Since my last newsletter, the whooping crane instructional photo tour has filled and we need two or three more photographers for a second tour on Thursday and Friday, January 12-13. If you can go, give me a call or email.
As you can see by the photo above, we get pretty close to these extremely rare birds during most of our tours.
There will be other bird and landscape photography opportunities during the whooping crane photo tours. Great blue herons, various warblers, brown pelicans, long-billed curlews, American oystercatchers, osprey and other birds are some of our more common photo subjects when we aren’t photographing whoopers.
Last week, I spent a few days in Wichita Falls with relatives. That gave me some time to work on backyard birds like blue jays, cardinals and sparrows. I simply had to prepare a natural looking set that included a nice stump, a vine, and some oak leaves with autumn color thrown in for good measure. Within 10 minutes, the birds were arriving and I spent much of two afternoons shooting.
Low, heavy clouds and rain hampered my efforts a little, but the fill flash helped boost the colors and give the birds some “eye shine”. Here are several samples of what I got.
I tried shooting with a blooming rose bush in the background, but the red flower was a bit much, so it was removed for most of the shooting.
When I’m hanging around home, I visit some of the area photography ranches. As most you know, one never gets all the shots one needs, no matter how common the subject. I continue trying to get great shot of birds like verdin, Harris’s hawk and yellow-rumped warbler. I got these shots about three weeks ago.
So, this is what I’ve been up to. Join me for whooping cranes or south Texas birds after the holidays (email@example.com or 956-682-3251).
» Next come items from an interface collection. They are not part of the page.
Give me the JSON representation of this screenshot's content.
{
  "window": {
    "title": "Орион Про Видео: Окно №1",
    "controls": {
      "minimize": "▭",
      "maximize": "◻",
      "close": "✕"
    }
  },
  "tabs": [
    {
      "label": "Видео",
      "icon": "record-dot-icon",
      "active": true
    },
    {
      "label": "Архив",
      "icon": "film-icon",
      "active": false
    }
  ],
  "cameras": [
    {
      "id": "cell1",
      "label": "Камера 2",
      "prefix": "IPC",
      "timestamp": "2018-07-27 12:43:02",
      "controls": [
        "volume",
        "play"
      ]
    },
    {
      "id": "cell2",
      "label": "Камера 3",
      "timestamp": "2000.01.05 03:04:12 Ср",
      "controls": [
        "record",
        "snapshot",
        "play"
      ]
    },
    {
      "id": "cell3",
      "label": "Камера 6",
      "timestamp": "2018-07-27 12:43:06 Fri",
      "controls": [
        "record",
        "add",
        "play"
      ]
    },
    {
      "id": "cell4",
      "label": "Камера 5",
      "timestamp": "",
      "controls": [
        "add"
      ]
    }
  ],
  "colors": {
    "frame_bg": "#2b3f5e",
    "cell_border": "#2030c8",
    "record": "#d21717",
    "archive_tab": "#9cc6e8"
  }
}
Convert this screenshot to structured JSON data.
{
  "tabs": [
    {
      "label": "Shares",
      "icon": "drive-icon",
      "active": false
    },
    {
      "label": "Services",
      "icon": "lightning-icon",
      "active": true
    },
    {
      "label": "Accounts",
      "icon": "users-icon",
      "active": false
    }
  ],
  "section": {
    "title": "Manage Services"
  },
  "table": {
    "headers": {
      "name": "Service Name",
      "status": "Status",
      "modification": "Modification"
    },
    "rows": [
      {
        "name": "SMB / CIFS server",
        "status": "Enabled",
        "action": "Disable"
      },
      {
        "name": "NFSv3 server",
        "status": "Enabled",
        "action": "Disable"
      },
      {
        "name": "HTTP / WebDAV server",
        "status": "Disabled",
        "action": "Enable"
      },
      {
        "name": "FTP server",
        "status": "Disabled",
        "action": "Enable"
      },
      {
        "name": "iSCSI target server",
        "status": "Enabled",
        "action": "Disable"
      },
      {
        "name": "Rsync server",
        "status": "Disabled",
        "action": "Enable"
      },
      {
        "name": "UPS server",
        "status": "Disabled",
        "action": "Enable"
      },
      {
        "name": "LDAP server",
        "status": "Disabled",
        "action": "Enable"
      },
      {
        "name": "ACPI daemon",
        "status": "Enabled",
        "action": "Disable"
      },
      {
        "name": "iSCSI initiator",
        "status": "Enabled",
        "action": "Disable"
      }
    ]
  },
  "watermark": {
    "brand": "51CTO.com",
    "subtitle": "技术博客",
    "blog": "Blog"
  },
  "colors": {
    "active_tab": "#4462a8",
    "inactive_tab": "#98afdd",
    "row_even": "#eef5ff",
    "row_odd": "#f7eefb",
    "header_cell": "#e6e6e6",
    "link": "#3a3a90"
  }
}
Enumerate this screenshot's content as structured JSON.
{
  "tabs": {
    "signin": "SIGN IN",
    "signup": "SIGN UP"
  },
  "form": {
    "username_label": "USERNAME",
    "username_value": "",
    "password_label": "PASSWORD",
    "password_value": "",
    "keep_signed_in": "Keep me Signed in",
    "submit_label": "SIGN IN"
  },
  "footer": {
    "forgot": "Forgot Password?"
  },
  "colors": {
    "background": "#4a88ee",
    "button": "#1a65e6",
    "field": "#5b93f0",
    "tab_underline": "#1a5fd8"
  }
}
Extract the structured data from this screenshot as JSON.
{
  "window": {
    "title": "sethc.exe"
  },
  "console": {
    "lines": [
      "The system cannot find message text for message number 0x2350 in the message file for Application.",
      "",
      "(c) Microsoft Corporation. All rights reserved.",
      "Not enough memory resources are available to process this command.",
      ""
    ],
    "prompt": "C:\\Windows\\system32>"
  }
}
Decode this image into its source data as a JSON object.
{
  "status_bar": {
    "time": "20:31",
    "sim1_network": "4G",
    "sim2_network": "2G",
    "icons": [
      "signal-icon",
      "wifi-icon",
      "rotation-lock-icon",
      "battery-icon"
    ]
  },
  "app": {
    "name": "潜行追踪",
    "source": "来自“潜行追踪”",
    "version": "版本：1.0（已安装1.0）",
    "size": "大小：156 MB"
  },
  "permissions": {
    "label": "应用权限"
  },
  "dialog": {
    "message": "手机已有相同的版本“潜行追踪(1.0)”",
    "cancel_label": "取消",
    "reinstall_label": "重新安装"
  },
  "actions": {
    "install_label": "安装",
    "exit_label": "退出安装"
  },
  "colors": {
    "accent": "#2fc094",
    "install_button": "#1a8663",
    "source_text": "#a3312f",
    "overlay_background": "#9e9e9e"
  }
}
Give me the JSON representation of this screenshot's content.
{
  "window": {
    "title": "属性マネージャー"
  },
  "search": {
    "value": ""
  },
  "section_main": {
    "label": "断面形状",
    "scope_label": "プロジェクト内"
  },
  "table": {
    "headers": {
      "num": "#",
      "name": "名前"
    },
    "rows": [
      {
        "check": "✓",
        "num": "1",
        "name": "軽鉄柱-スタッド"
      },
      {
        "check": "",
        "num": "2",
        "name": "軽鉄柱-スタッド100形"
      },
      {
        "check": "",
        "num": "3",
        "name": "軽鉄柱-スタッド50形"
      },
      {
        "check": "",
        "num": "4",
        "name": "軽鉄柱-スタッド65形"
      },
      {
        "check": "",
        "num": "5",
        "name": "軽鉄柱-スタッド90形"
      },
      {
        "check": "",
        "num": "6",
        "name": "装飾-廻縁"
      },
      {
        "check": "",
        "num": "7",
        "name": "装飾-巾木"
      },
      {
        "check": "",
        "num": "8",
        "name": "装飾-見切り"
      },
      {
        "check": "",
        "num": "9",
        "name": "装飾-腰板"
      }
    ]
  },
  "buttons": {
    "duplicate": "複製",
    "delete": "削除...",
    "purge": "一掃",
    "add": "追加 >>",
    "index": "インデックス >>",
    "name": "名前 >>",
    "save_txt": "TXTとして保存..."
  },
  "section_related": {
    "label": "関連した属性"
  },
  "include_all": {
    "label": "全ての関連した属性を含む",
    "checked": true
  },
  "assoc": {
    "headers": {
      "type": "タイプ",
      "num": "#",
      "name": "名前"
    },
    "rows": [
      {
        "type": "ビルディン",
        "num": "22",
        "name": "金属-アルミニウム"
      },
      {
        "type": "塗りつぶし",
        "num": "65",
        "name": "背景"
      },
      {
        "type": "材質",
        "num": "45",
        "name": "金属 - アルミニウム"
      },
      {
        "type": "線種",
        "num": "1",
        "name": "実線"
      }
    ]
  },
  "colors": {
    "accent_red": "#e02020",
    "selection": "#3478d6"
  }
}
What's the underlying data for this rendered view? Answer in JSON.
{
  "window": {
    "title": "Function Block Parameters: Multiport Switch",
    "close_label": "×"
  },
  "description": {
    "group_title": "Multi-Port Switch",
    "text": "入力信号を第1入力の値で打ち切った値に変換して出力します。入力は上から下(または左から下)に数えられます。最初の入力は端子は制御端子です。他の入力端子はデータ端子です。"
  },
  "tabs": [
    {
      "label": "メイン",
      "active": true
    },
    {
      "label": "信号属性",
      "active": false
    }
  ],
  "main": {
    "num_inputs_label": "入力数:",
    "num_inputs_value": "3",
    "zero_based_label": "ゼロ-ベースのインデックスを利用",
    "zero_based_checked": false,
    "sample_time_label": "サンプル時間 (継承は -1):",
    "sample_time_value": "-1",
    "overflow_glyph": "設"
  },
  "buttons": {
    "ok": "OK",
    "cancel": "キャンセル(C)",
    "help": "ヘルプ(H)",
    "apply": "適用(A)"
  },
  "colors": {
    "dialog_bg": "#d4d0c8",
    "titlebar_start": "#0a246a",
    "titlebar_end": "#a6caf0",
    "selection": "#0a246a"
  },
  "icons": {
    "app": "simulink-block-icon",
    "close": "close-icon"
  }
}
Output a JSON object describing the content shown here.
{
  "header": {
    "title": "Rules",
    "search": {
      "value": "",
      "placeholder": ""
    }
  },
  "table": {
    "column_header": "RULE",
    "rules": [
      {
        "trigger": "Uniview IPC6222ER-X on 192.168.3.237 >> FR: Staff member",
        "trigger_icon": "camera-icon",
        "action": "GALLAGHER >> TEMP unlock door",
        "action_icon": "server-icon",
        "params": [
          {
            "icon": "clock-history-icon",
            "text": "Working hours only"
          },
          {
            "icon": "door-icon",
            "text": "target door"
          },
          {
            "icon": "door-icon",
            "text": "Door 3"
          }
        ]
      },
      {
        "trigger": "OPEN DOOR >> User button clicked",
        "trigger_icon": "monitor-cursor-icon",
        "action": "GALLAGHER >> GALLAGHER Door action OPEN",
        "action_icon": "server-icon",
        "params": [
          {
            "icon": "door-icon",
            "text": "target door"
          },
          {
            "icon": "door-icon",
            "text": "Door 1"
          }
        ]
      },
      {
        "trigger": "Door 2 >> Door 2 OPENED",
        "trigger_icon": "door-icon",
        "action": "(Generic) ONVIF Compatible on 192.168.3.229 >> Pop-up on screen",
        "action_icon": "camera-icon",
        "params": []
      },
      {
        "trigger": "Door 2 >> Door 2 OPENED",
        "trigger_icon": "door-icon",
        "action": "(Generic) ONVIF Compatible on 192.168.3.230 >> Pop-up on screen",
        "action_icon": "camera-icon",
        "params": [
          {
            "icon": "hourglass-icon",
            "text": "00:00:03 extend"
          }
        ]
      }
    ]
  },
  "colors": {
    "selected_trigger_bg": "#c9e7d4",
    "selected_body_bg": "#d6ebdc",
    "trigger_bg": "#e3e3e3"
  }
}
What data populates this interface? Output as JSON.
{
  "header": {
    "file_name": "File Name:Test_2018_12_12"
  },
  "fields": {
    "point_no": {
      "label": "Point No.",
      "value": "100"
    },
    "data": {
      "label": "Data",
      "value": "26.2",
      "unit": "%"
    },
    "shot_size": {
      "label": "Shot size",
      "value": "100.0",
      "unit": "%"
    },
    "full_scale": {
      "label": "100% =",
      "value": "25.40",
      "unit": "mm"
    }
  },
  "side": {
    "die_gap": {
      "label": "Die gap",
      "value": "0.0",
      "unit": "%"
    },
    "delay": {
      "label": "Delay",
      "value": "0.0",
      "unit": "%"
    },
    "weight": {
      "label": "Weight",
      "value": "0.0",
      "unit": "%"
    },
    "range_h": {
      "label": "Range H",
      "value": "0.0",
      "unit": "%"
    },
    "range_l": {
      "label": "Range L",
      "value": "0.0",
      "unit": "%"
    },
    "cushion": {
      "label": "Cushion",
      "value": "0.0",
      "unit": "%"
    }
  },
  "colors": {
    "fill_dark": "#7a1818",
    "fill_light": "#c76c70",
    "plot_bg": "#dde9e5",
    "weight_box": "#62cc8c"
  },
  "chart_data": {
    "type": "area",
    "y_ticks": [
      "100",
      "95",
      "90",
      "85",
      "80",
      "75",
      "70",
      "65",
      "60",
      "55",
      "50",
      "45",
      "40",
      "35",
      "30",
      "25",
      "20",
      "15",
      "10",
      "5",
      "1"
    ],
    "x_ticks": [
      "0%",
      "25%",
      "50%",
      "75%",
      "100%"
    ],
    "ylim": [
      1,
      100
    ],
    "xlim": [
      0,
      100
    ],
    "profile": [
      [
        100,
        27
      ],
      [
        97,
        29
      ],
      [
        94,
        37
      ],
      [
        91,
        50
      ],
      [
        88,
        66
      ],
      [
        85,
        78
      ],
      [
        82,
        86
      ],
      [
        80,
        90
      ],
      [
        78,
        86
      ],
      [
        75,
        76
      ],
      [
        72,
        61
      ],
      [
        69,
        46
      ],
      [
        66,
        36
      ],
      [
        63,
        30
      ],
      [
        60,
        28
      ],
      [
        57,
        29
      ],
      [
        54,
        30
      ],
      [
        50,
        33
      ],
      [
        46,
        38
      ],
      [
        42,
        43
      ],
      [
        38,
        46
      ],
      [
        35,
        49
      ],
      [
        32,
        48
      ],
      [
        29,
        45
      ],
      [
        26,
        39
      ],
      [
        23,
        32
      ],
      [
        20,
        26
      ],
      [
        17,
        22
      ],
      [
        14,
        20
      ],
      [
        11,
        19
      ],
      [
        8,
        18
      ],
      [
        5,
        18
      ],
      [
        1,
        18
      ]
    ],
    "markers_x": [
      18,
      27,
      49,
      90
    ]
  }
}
Last week, I traveled with four other photographers to Socorro, New Mexico and the Bosque del Apache National Wildlife Refuge for the annual Bosque Instructional Photo Tour. With the exception of the final afternoon when a strong wind kicked up ahead of a cold front, we enjoyed beautiful weather and had a blast photographing a variety of birds, mammals and landscapes.
The Bosque corn crop for wintering birds was far below normal production, so we anticipated problems getting snow goose photos. Fortunately, that was not the case. The refuge staff opened a few extra miles of farm road for the visiting public and that got us in an area where the geese were feeding. We were able to photograph many thousands of geese and sandhill cranes on each of our three days.
Next year, I anticipate hosting the usual three days at Bosque plus an additional two days photographing sand dunes and native American petroglyphs. So mark your calendar for next November. Meanwhile, here are some of this year’s captures.
Many of the flight photos I took were done at slow shutter speeds in the range of 1/60 to 1/100 second. By panning with the bird, I was able to blur the wings and background while getting a reasonably sharp focus on the head.
One of the most difficult tasks in photographing cranes and geese is capturing a moment when a single bird is separated from the flock. Getting that bird in a pleasing location with dramatic wing action is significantly more difficult, but at Bosque all things are possible to those who shoot, shoot, shoot.
Knowing “where to go and when to be there” is the great challenge at Bosque del Apache NWR, especially for first time photographers. I always try to position my shooters to get sunset action like this sandhill crane landing at the roost.
Wing position is of utmost importance for a pleasing flight shot. At Bosque, one always hopes for a southerly breeze when the birds are feeding. We weren’t so lucky with wind direction this year, but by carefully positioning ourselves, we still captured some nice snow goose poses.
As usual, bald eagles were perched about the larger ponds, ever vigilant for a crippled or dead bird. Getting a really good photo of these guys requires phenominal luck or a really BIG lens. The following shot was done with a 500 mm lens and 1.4X telecoverter. It looks ok in format, but I could have use more glass.
We spent a fourth day photographing petroglyphs east of Bosque del Apache Refuge. Inspite of a spitting snow, we got some nice shots as darkness fell. Join me next year for a petroglyph excursion after the refuge photo trip.
Bosque del Apache NWR is my favorite photo trip and it always offers something new. I hope you enjoyed this little sample from the 7,000 images I made during five days in New Mexico.